* _Goal of the exercise_: From the first line to the last, copy the data exactly.

+ + +

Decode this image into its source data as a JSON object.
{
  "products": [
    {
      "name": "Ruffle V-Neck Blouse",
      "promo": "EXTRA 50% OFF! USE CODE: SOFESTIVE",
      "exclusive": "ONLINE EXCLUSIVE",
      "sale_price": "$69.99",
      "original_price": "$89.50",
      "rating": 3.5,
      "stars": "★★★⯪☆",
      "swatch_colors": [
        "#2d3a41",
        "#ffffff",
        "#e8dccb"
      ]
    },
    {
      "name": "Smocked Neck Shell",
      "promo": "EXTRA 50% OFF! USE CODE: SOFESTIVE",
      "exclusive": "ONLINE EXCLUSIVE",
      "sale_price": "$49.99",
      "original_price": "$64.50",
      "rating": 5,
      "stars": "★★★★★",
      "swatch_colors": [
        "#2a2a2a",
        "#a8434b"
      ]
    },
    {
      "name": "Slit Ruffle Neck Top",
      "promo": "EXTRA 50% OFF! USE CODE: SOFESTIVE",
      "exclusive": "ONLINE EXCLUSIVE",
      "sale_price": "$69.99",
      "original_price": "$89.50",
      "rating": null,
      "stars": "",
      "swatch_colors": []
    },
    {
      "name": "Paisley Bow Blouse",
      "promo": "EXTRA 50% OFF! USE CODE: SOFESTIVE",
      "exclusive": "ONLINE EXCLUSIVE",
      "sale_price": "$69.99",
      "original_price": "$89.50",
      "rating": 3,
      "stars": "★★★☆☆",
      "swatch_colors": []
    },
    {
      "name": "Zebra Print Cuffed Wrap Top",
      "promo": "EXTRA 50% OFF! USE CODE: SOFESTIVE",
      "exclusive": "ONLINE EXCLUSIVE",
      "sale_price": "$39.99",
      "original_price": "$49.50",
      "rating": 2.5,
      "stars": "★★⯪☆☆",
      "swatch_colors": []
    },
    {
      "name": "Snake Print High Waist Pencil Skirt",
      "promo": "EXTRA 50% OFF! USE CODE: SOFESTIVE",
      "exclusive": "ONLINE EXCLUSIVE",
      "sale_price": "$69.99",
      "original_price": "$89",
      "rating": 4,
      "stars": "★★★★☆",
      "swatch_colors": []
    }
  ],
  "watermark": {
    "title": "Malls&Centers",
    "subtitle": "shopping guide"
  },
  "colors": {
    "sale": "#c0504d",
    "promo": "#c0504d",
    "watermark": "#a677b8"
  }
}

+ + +

* _Task answer_:
Decode this image into its source data as a JSON object.
{
  "products": [
    {
      "name": "Ruffle V-Neck Blouse",
      "promo": "EXTRA 50% OFF! USE CODE: SOFESTIVE",
      "exclusive": "ONLINE EXCLUSIVE",
      "sale_price": "$69.99",
      "original_price": "$89.50",
      "rating": 3.5,
      "stars": "★★★⯪☆",
      "swatch_colors": [
        "#2d3a41",
        "#ffffff",
        "#e8dccb"
      ]
    },
    {
      "name": "Smocked Neck Shell",
      "promo": "EXTRA 50% OFF! USE CODE: SOFESTIVE",
      "exclusive": "ONLINE EXCLUSIVE",
      "sale_price": "$49.99",
      "original_price": "$64.50",
      "rating": 5,
      "stars": "★★★★★",
      "swatch_colors": [
        "#2a2a2a",
        "#a8434b"
      ]
    },
    {
      "name": "Slit Ruffle Neck Top",
      "promo": "EXTRA 50% OFF! USE CODE: SOFESTIVE",
      "exclusive": "ONLINE EXCLUSIVE",
      "sale_price": "$69.99",
      "original_price": "$89.50",
      "rating": null,
      "stars": "",
      "swatch_colors": []
    },
    {
      "name": "Paisley Bow Blouse",
      "promo": "EXTRA 50% OFF! USE CODE: SOFESTIVE",
      "exclusive": "ONLINE EXCLUSIVE",
      "sale_price": "$69.99",
      "original_price": "$89.50",
      "rating": 3,
      "stars": "★★★☆☆",
      "swatch_colors": []
    },
    {
      "name": "Zebra Print Cuffed Wrap Top",
      "promo": "EXTRA 50% OFF! USE CODE: SOFESTIVE",
      "exclusive": "ONLINE EXCLUSIVE",
      "sale_price": "$39.99",
      "original_price": "$49.50",
      "rating": 2.5,
      "stars": "★★⯪☆☆",
      "swatch_colors": []
    },
    {
      "name": "Snake Print High Waist Pencil Skirt",
      "promo": "EXTRA 50% OFF! USE CODE: SOFESTIVE",
      "exclusive": "ONLINE EXCLUSIVE",
      "sale_price": "$69.99",
      "original_price": "$89",
      "rating": 4,
      "stars": "★★★★☆",
      "swatch_colors": []
    }
  ],
  "watermark": {
    "title": "Malls&Centers",
    "subtitle": "shopping guide"
  },
  "colors": {
    "sale": "#c0504d",
    "promo": "#c0504d",
    "watermark": "#a677b8"
  }
}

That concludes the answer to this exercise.